--- START ---

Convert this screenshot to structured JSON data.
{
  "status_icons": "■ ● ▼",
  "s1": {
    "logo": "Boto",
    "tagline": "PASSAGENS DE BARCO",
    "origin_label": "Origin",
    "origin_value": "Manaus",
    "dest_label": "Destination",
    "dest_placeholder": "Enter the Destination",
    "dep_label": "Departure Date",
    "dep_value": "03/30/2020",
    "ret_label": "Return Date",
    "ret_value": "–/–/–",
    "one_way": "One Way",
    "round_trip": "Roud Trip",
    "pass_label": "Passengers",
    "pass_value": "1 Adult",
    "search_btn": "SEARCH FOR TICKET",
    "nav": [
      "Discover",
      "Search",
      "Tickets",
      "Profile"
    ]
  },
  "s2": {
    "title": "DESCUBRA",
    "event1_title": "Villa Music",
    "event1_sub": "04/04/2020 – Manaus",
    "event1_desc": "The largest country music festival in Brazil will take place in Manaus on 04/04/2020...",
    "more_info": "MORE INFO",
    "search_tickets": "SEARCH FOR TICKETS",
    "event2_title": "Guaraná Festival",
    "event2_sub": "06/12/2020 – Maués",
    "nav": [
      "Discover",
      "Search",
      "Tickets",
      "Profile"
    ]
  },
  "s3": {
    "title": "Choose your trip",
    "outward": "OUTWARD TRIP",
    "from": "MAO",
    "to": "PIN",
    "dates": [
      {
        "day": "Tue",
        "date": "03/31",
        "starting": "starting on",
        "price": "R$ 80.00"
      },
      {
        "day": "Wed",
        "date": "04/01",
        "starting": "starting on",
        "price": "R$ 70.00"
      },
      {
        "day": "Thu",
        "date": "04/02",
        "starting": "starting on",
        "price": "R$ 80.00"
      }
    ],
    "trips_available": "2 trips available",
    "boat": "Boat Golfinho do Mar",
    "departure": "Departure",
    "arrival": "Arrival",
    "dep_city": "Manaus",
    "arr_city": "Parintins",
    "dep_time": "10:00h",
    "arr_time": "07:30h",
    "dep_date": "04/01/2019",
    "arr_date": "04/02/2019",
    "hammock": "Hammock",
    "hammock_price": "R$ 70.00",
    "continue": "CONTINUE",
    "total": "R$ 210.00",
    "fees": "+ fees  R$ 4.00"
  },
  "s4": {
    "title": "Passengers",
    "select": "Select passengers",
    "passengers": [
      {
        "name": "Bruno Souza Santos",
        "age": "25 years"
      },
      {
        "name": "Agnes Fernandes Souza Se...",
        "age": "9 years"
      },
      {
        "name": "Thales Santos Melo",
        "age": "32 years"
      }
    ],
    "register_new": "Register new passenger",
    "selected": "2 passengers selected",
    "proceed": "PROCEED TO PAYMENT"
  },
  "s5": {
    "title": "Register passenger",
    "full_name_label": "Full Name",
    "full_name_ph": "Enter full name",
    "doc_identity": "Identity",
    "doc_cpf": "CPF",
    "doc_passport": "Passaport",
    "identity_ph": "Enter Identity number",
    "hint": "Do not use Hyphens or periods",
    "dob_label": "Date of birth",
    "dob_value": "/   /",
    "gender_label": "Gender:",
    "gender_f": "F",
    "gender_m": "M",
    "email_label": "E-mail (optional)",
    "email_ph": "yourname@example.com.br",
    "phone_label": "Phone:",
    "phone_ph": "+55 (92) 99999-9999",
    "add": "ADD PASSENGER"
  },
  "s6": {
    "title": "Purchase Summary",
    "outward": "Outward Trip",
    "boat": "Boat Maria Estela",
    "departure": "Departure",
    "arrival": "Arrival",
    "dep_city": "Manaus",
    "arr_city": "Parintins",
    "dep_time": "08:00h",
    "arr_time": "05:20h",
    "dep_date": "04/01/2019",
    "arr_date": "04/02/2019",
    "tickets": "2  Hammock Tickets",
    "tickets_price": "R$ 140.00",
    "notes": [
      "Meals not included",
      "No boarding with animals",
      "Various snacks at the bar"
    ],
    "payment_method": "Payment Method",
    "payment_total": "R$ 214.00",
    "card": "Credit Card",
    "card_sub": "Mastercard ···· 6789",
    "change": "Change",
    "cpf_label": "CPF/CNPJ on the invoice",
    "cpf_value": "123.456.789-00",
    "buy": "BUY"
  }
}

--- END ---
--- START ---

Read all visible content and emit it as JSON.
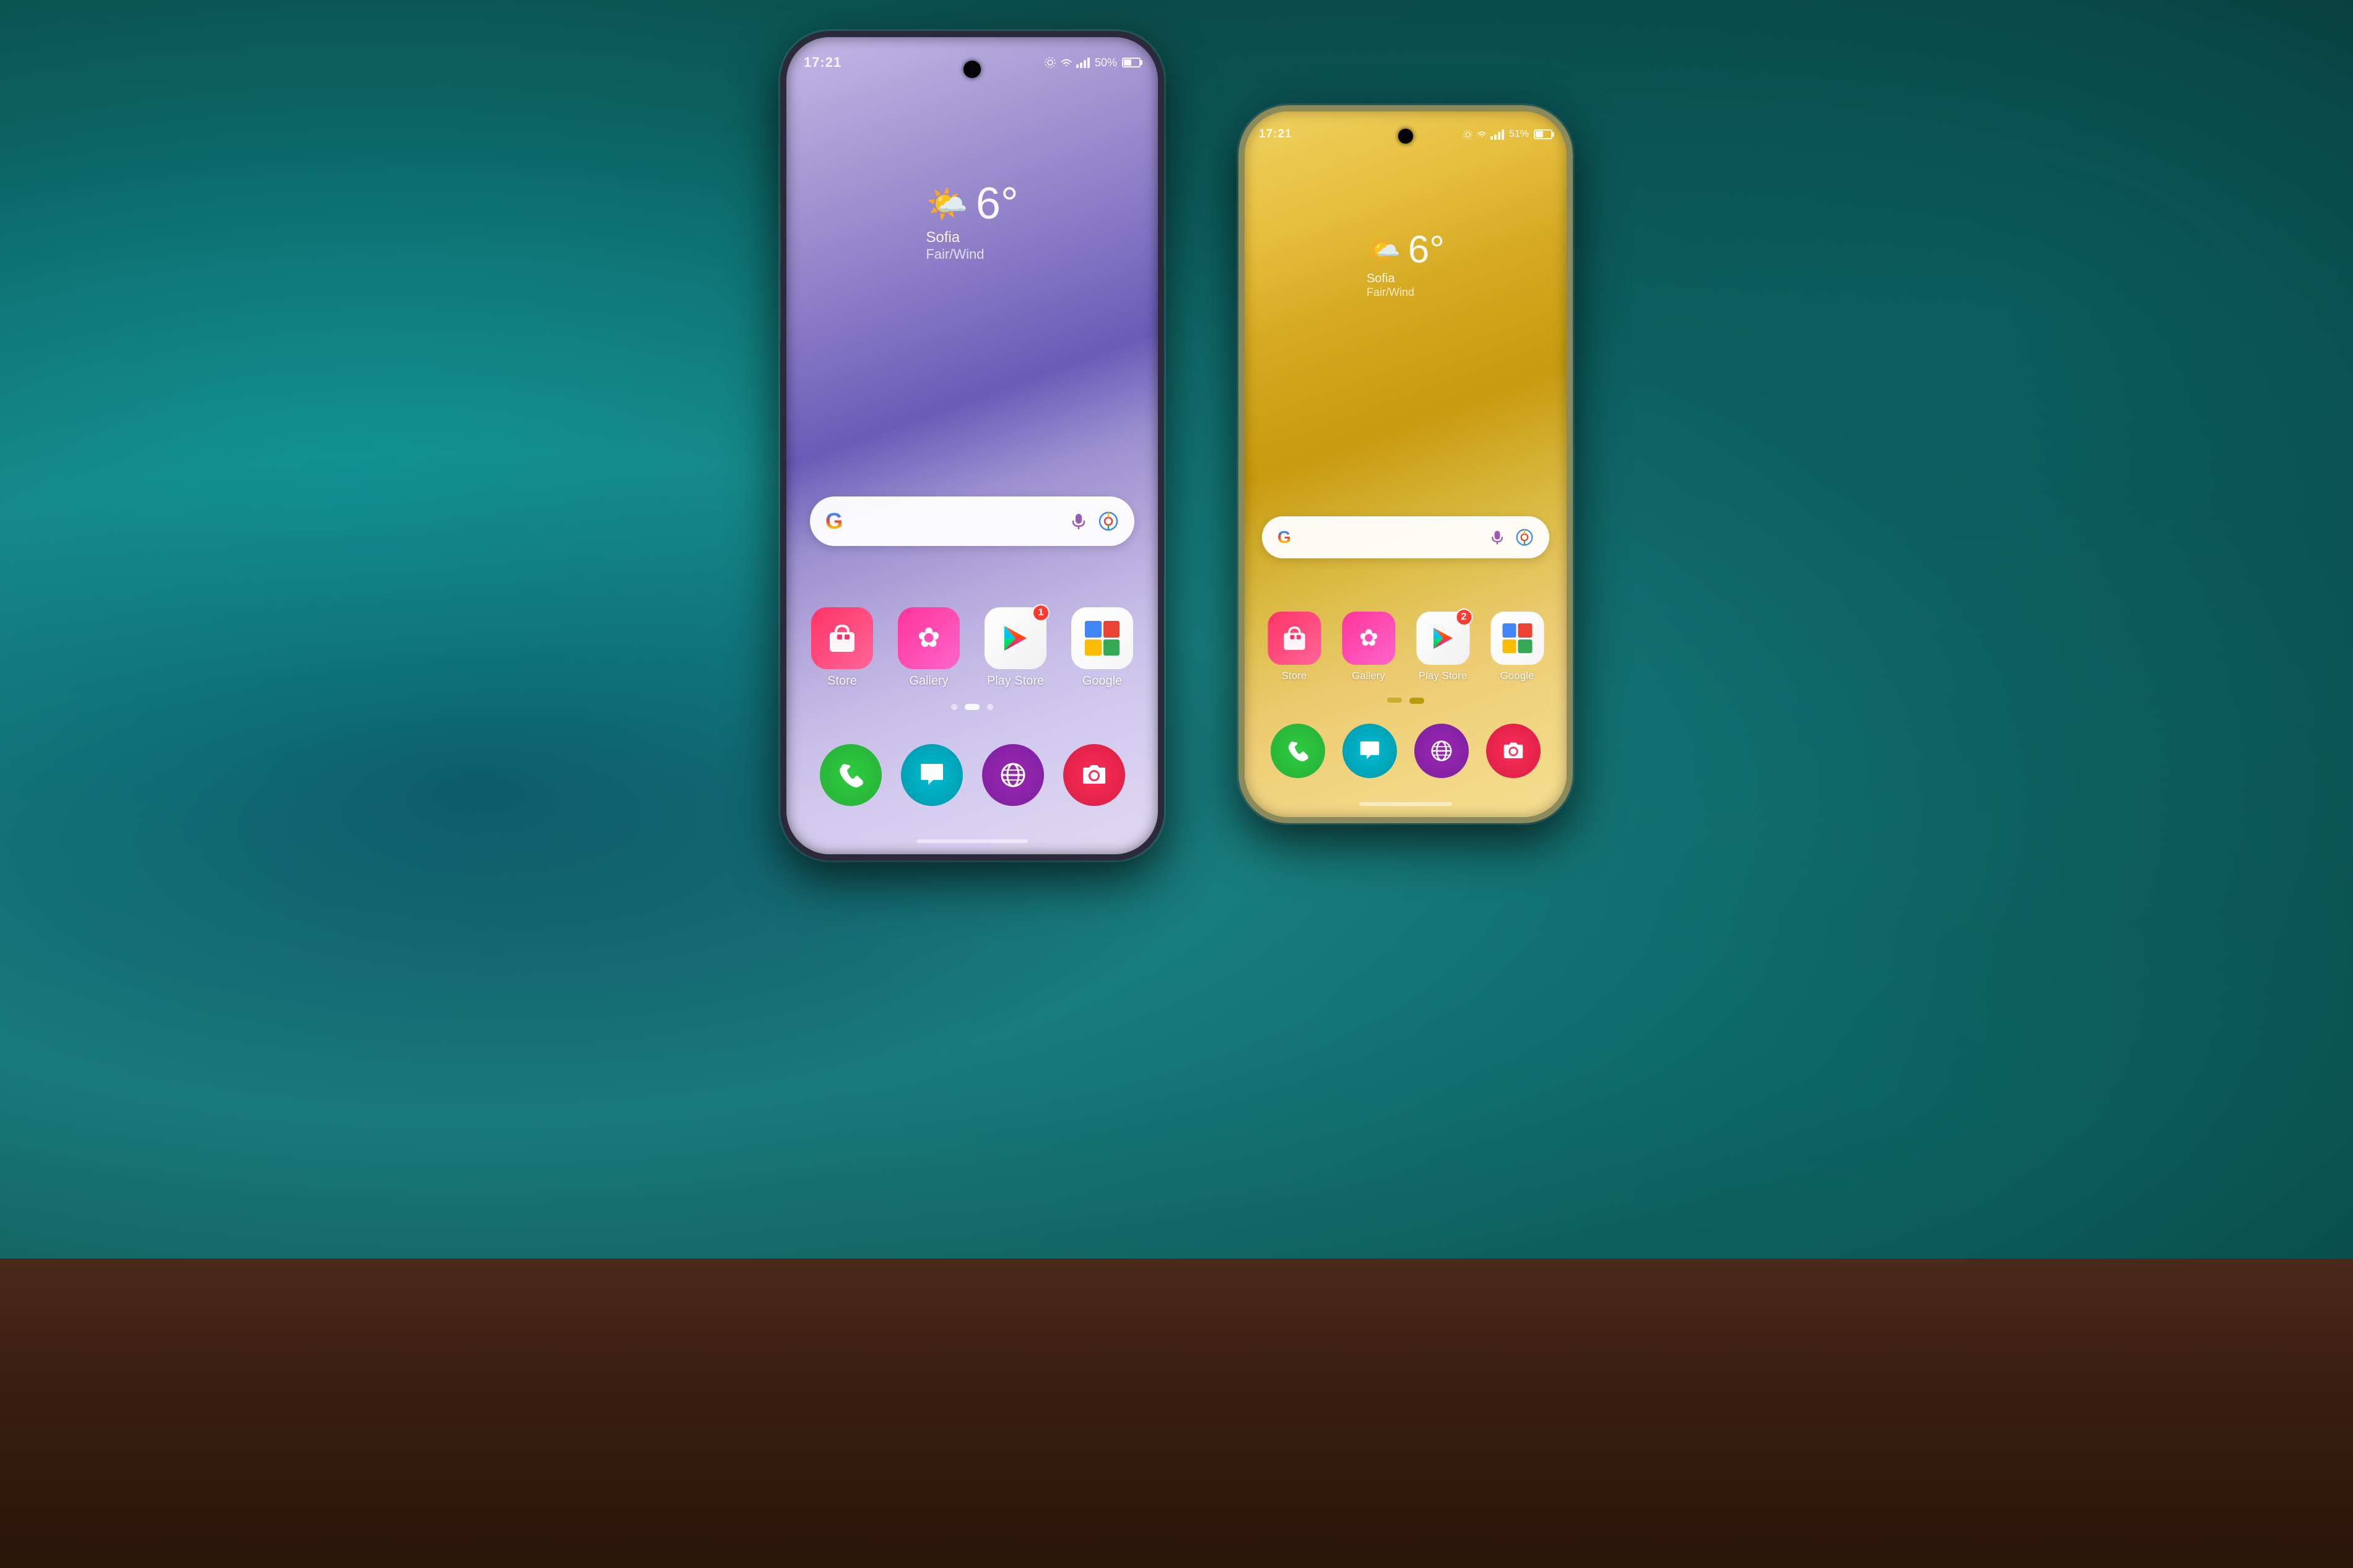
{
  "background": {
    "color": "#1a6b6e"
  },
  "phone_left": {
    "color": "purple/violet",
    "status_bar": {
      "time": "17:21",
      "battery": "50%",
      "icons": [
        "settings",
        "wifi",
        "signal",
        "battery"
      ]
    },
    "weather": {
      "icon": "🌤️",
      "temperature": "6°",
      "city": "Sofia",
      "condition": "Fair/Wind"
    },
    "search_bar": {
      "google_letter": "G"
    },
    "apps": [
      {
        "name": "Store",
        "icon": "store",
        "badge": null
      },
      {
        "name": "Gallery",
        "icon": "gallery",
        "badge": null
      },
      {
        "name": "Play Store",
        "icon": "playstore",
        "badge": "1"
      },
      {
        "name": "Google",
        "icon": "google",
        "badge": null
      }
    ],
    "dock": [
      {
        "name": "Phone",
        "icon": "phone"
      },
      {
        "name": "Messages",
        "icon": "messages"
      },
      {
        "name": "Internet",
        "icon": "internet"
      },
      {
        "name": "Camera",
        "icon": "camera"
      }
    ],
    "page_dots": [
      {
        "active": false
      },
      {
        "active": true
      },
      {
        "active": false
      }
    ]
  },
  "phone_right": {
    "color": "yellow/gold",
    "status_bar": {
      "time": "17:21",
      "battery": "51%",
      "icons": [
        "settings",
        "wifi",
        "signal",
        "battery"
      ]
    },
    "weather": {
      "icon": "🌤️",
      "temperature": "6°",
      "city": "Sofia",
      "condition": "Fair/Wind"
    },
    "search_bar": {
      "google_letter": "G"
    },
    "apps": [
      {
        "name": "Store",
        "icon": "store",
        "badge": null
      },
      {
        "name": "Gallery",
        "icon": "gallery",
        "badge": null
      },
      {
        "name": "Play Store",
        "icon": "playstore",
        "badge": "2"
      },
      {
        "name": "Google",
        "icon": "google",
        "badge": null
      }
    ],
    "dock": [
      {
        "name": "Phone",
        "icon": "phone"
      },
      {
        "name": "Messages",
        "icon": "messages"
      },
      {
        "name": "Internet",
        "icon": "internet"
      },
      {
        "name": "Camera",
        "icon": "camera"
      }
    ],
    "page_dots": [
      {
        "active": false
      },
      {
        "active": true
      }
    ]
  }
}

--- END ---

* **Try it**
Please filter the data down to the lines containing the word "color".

* **Task response**
    "color": "#1a6b6e"
    "color": "purple/violet",
    "color": "yellow/gold",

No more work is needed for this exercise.